|Ashley D. Kelley, Kevin Massey. Photo: Joan Marcus.|
Set in the 1870s, the show tells the story of Bella (a scrumptiously wonderful Ashley D. Kelley), a young, plus-sized, Tupelo, Mississippi, woman with a protuberant posterior, who gets in trouble and has to run away. Using a new last name, she’s sent on a train by her Mama (Kenita R. Miller) and Aunt Dinah (Marinda Anderson) to meet up with her fiancé, Aloysius T. Honeycutt (Britton Smith), a black cavalryman (a.k.a. buffalo soldier), in New Mexico. There’s also her Grandma (NaTasha Yvette Williams), sometimes suffering from comic dementia (not funny) and sometimes a fount of wisdom and advocacy regarding black, female empowerment (illogical).
|Ashley D. Kelley, Brandon Gill. Photo: Joan Marcus.|
En route to the Wild West, the innocent, child-like, giggling, but unstoppably imaginative Bella encounters various escapades, romantic and otherwise, although it’s not always clear which are real and which fantasy (mostly the latter, it seems). One concerns the prissy Miss Cabbagestalk (Miller), a mail-order bride heading for Arizona who throws caution to the winds with a dashing Mexican caballero, Diego Moreno (the magnetic Yurel Echezarreta, who steals all his scenes). Others include Chinese cowpoke Tommie Haw (Paolo Montalban), who Bella envisions as a Chippendale-like stripper, and a solicitous porter, Nathaniel Beckworth (the splendidly voiced Brandon Gill), who falls in love with Bella and serves as a sort of commentator on the action.

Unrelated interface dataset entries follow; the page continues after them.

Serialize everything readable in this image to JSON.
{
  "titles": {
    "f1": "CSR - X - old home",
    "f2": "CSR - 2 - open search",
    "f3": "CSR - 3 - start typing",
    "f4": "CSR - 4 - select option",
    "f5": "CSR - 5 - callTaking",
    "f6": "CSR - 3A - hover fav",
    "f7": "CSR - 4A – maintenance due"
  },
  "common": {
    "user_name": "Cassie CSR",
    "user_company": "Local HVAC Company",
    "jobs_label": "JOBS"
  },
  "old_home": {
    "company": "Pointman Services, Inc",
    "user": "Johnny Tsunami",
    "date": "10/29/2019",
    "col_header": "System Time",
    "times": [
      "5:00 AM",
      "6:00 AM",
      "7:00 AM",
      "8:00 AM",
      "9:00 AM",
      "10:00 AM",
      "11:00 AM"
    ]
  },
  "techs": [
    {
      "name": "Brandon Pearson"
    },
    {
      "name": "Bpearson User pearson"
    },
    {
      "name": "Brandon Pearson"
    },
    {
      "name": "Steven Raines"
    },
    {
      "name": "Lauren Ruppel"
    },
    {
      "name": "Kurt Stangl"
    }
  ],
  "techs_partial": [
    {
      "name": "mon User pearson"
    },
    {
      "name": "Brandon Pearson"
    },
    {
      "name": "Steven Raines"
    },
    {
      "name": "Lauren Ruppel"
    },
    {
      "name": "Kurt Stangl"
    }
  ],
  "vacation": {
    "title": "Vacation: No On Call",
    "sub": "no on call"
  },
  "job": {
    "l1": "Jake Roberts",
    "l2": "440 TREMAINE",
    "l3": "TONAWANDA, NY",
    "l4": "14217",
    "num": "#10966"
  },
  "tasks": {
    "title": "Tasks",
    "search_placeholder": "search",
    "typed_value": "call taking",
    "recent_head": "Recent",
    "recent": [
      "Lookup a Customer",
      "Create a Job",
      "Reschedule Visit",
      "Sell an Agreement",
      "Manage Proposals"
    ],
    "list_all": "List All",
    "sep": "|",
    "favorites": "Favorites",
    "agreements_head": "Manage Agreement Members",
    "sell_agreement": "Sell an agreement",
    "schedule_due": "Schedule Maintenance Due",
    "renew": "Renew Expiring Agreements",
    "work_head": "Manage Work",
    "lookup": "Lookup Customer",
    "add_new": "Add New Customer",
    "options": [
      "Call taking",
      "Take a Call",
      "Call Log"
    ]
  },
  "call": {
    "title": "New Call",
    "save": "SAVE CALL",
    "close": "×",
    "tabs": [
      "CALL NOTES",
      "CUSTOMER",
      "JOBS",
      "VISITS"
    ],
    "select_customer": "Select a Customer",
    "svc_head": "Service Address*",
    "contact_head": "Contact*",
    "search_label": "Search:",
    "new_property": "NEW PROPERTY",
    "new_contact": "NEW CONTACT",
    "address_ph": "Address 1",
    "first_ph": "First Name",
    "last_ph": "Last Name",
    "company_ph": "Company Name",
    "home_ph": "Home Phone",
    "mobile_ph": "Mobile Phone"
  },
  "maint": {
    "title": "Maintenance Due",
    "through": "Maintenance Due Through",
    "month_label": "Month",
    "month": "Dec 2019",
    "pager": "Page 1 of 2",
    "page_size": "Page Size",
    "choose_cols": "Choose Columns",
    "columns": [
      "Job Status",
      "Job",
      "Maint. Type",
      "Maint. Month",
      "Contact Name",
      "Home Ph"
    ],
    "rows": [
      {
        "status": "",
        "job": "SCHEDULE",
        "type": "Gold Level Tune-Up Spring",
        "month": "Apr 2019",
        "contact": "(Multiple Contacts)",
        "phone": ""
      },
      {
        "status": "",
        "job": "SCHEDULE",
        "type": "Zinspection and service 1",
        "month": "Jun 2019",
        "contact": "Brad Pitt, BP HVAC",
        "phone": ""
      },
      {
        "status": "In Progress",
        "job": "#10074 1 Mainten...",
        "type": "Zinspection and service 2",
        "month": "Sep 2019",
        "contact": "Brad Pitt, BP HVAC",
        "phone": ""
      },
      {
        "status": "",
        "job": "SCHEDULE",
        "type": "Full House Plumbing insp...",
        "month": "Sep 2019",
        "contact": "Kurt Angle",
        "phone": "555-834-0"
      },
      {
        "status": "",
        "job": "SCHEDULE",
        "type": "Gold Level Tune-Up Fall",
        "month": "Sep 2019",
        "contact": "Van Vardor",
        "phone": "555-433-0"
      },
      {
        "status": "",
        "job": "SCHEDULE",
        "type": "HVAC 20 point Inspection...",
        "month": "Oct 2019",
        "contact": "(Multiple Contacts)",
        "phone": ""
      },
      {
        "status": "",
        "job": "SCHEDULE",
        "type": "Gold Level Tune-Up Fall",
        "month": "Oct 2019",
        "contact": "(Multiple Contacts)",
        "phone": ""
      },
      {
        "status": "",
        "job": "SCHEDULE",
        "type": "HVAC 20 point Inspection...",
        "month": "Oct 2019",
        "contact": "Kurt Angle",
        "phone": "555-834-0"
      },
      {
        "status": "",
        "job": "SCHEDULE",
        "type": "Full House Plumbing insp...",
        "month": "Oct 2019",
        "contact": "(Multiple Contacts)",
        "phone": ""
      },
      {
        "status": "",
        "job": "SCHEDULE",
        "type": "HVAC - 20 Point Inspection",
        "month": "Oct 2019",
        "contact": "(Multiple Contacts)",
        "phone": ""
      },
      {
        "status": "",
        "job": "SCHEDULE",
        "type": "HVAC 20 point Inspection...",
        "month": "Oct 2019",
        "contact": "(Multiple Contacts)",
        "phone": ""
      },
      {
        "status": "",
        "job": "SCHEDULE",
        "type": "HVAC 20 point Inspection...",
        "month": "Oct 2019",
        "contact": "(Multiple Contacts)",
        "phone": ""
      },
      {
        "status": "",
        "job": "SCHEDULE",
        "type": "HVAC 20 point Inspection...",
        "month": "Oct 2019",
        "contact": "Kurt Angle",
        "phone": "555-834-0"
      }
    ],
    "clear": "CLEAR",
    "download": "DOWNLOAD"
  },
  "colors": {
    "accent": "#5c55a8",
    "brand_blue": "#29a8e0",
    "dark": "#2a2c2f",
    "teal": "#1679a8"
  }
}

|Paolo Montalban, Ashley D. Kelley. Photo: Joan Marcus.|
Whereas Act One’s dramatic progression is weak, being essentially a series of adventures, Act Two provides a sharper narrative, in which Bella becomes a high-paid entertainer in a traveling circus run by the flamboyant CP Connors (Echezarreta). Elated at first, she soon meets with disillusion and the bottle. A happy ending tries, although not very efficiently, to pull the show’s strings together.
|Ashley D. Kelley, Kevin Massey, and company. Photo: Joan Marcus.|
Childs’s music ranges from the melodically bland to the tunefully enjoyable. Act Two’s numbers, beginning with “Heaven Must be Tupelo,” are generally superior to Act One’s. Satire informs many songs, like “White People Tonight,” sung as part of an African cannibal routine in Bella’s circus act. Others, like “Mama, Where Did You Go?,” well-sung by Miller, are digressive, weighing down the narrative’s progression.
Both Venus and Bella style their happenings within the context of a theatrical world; Bella’s set, designed by Clint Ramos, resembles a saloon placed within an elaborate false proscenium adorned with Wild West images; it has its own small, Showboat-like stage where several scenes are played as if from some old-time, footlit melodrama. Japhy Weideman’s lighting makes the most of such opportunities, Jeff Suggs provides marvelous projections, Dede M. Ayite’s post-Civil War costumes are charming, director Robert O’Hara’s creative staging is eye-filling, and Camille A. Brown’s lively choreography is infectious.
Script-wise, Bella is all over the place, unsure of its satirical purposes and sometimes so outrageously phantasmagoric and hopefully provocative it becomes difficult to tell just what it is we’re watching or how seriously we’re supposed to take it. Whatever the show’s intentions may be about unearthing untold stories of black lives in the Wild West days they too often get trampled on in the rush from one bit to the other.
Luckily, Bella is staged and acted with such verve and talent and has such a marvelous, 12-member ensemble, most playing multiple roles, you can simply ignore its messages, whatever they are, and appreciate it for all its buttock-busting, tuchus-tickling, ass-conscious asininity. As they say, life can be bootiful.
416 42nd St., NYC
Through July 2